I told her I loved it and asked for the recipe. And if you like quick and easy savoury pies, then you should definitely try to make my Pulled Pork and Peppers Pie which is a variation of this Cabbage Pie. I have to say what always draws me to your blog is your beautiful photography, but today what pulled me in was your amazing writing. Tuscan, Sausage, and Kale Frittata. This saucy, cheesy frittata is so good that Dad won't even notice the kale. Mediterranean Hummus Egg Smash. Grab a handful of pita chips and dip into this homemade red pepper hummus.
Ted Cavanaugh. Spinach and Cheese Breakfast Pockets. Raspberry Oat Scones. A bowl of oatmeal just won't cut it on Father's Day but that's why these scones exist. Danielle Daly. This sunny-side up pizza looks way fancier than it is shh, he'll never know! Con Poulos. Spiced Banana-Chocolate Muffins. Twice-Baked Citrus-Almond Brioche. This isn't your traditional French toast — it's topped with sliced almonds and grapefruit.
Green Eggs and Ham 'Wiches. Scrambled Carbonara. This egg and bacon dish is the best of both worlds — breakfast and dinner. Spinach and Prosciutto Frittata Muffins.

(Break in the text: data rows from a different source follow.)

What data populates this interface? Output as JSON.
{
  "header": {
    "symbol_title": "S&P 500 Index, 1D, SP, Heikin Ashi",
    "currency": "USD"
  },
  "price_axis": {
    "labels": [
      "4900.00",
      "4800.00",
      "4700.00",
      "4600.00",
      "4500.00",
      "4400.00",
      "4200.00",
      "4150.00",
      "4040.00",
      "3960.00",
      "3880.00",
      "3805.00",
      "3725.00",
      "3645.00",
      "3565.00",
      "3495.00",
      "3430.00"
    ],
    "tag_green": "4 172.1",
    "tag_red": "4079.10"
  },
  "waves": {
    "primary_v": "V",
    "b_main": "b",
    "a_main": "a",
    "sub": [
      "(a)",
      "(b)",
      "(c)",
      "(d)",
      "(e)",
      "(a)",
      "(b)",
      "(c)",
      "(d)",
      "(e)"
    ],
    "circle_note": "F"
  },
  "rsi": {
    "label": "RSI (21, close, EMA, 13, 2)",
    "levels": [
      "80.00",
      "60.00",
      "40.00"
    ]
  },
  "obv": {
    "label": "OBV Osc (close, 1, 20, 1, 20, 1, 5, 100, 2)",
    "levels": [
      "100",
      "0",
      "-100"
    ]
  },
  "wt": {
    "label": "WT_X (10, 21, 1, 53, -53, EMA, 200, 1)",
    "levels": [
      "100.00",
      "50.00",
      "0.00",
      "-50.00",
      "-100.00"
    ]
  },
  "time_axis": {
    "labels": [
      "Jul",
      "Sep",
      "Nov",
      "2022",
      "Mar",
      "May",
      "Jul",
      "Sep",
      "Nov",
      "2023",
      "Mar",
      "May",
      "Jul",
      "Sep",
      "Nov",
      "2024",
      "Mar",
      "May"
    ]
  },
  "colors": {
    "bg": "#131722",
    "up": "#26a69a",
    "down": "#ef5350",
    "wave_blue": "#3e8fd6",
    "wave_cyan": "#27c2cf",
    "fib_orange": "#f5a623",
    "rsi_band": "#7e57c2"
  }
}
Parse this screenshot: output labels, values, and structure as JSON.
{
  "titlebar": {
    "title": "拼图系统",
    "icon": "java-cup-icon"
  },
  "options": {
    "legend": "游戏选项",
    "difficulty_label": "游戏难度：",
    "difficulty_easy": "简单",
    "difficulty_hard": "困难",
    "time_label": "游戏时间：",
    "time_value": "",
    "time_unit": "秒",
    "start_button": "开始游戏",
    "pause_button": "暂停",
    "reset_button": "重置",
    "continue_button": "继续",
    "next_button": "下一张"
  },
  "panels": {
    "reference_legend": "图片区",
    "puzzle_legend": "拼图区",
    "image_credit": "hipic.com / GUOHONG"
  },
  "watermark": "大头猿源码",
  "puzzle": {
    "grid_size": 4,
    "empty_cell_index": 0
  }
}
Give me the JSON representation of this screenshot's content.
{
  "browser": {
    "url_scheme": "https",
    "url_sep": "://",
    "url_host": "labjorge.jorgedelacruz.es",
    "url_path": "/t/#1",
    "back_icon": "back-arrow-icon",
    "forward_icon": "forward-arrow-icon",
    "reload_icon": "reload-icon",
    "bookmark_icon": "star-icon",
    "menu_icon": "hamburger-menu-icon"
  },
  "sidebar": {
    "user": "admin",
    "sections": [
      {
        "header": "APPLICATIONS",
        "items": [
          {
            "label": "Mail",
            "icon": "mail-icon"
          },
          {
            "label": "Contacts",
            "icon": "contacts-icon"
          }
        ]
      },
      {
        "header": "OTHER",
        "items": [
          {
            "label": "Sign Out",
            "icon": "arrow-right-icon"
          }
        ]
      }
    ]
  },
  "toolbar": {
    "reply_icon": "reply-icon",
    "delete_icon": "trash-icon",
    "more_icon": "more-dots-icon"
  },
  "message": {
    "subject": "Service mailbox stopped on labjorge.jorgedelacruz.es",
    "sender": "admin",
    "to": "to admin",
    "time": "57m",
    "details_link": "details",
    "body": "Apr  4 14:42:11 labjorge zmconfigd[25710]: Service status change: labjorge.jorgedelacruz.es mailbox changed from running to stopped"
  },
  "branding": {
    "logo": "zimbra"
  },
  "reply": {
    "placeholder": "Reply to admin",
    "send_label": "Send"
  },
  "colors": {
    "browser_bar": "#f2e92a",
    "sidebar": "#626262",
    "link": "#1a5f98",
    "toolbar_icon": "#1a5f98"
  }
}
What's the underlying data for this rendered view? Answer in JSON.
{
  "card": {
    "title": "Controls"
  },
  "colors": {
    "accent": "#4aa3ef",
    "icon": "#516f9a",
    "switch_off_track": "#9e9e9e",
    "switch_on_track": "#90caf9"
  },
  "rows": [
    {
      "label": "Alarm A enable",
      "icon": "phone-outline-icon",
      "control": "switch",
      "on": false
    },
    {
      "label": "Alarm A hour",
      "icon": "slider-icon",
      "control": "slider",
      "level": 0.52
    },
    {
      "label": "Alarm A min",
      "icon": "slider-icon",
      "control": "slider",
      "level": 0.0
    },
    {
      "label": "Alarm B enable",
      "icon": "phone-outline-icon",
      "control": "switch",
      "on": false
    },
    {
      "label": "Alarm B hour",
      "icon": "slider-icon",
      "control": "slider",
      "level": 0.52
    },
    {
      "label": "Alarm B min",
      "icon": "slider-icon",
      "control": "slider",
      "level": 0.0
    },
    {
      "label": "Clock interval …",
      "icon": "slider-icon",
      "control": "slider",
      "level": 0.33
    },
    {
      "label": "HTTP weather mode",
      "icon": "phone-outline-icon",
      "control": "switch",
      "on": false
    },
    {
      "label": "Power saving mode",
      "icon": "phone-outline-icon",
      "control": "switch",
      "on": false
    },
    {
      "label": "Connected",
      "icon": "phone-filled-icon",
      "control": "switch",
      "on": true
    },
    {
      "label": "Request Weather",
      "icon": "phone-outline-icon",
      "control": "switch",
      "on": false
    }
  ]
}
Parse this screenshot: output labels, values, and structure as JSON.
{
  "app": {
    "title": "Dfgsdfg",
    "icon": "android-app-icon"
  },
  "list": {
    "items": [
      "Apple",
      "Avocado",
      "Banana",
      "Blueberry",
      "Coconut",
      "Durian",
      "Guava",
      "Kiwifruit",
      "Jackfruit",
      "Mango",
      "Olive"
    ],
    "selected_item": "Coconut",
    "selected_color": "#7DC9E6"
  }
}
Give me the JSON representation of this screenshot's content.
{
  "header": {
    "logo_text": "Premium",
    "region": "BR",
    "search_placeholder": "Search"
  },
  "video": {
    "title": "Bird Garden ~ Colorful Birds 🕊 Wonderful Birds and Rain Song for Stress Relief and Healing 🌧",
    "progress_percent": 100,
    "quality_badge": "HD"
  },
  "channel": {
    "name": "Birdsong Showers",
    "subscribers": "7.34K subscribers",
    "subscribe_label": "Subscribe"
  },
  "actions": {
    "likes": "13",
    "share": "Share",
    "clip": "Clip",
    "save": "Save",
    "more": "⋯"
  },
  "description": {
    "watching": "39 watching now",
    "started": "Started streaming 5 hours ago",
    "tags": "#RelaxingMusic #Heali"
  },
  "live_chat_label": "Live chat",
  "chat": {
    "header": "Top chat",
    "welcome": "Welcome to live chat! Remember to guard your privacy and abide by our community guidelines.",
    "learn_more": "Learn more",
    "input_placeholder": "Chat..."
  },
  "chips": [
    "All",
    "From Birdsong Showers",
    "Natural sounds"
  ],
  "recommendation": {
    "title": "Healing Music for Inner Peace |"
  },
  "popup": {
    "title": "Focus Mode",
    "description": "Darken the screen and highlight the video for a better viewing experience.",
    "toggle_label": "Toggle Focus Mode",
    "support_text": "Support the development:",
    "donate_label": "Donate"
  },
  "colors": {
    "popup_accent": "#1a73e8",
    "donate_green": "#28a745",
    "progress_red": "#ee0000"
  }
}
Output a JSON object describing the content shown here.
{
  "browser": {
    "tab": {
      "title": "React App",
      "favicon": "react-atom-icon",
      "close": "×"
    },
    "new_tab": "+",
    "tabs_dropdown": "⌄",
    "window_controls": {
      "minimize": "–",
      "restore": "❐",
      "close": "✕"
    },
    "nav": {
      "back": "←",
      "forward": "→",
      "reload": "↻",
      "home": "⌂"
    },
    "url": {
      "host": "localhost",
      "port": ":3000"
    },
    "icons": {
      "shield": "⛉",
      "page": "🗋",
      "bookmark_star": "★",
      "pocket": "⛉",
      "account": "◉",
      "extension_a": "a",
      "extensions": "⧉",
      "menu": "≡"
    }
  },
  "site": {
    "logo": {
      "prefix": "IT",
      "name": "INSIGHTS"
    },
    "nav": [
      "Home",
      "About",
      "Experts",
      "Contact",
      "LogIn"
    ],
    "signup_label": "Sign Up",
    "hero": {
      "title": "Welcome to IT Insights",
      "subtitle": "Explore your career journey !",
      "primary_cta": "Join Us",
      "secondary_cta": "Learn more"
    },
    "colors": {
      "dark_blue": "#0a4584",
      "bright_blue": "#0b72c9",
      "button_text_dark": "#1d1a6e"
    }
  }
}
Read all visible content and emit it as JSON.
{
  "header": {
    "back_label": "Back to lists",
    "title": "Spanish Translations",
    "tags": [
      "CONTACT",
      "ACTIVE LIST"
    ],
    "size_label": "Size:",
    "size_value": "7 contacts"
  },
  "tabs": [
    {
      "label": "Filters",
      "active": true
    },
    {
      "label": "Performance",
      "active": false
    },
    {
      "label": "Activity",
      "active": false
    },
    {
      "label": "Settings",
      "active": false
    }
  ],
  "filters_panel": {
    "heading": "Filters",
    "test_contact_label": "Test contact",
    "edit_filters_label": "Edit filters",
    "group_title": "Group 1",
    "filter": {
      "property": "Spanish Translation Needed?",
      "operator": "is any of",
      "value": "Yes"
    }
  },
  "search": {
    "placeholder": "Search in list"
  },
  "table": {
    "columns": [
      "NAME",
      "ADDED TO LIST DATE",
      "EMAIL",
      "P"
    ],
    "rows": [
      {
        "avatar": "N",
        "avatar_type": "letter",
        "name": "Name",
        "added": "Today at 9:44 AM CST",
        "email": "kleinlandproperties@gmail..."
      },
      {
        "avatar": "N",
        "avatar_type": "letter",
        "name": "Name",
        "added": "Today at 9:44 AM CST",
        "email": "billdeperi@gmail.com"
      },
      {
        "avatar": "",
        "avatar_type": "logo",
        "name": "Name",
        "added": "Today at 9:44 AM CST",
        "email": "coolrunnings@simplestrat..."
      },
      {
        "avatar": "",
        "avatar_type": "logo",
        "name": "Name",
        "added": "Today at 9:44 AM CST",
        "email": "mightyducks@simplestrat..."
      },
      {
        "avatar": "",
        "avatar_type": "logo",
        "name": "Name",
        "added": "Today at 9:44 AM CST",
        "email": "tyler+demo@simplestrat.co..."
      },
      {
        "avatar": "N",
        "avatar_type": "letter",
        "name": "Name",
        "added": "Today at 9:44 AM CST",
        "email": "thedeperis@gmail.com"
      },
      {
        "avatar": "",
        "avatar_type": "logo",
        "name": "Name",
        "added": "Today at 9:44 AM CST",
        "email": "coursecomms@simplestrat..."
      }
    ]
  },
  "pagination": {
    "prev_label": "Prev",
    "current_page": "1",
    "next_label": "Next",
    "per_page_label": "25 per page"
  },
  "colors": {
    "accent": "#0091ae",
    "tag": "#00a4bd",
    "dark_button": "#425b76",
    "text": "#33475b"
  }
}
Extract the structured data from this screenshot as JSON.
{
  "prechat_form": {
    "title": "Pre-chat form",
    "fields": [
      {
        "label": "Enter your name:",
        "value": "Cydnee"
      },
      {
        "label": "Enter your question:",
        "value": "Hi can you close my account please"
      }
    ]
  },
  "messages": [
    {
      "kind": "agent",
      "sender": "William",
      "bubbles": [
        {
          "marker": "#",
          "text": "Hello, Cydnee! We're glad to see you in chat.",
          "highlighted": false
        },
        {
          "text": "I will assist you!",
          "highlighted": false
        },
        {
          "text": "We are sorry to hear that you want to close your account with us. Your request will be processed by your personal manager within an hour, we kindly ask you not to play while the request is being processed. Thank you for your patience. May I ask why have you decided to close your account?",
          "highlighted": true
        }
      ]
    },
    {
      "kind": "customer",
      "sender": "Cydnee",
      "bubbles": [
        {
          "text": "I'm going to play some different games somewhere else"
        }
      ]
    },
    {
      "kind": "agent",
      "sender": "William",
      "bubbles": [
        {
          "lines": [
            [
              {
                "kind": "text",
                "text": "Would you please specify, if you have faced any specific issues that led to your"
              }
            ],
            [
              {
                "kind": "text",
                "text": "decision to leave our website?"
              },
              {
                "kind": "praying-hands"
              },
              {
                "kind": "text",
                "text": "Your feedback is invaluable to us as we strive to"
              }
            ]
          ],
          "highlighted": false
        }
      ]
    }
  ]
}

Before Dad tees up, give him plenty of fuel with these protein-packed egg muffins. Dana Gallagher. Cinnamon Rolls. Emily Kate Roemer. Smoky Tater Hash. Frozen tater tots are the foundation for this classic diner meal. Mint-Pesto Baked Eggs. If you're hoping to serve Dad breakfast in bed, then these mini ramekins will be your BFF. Spanish Potato Omelet. Here's an entire brunch plate in one omelet.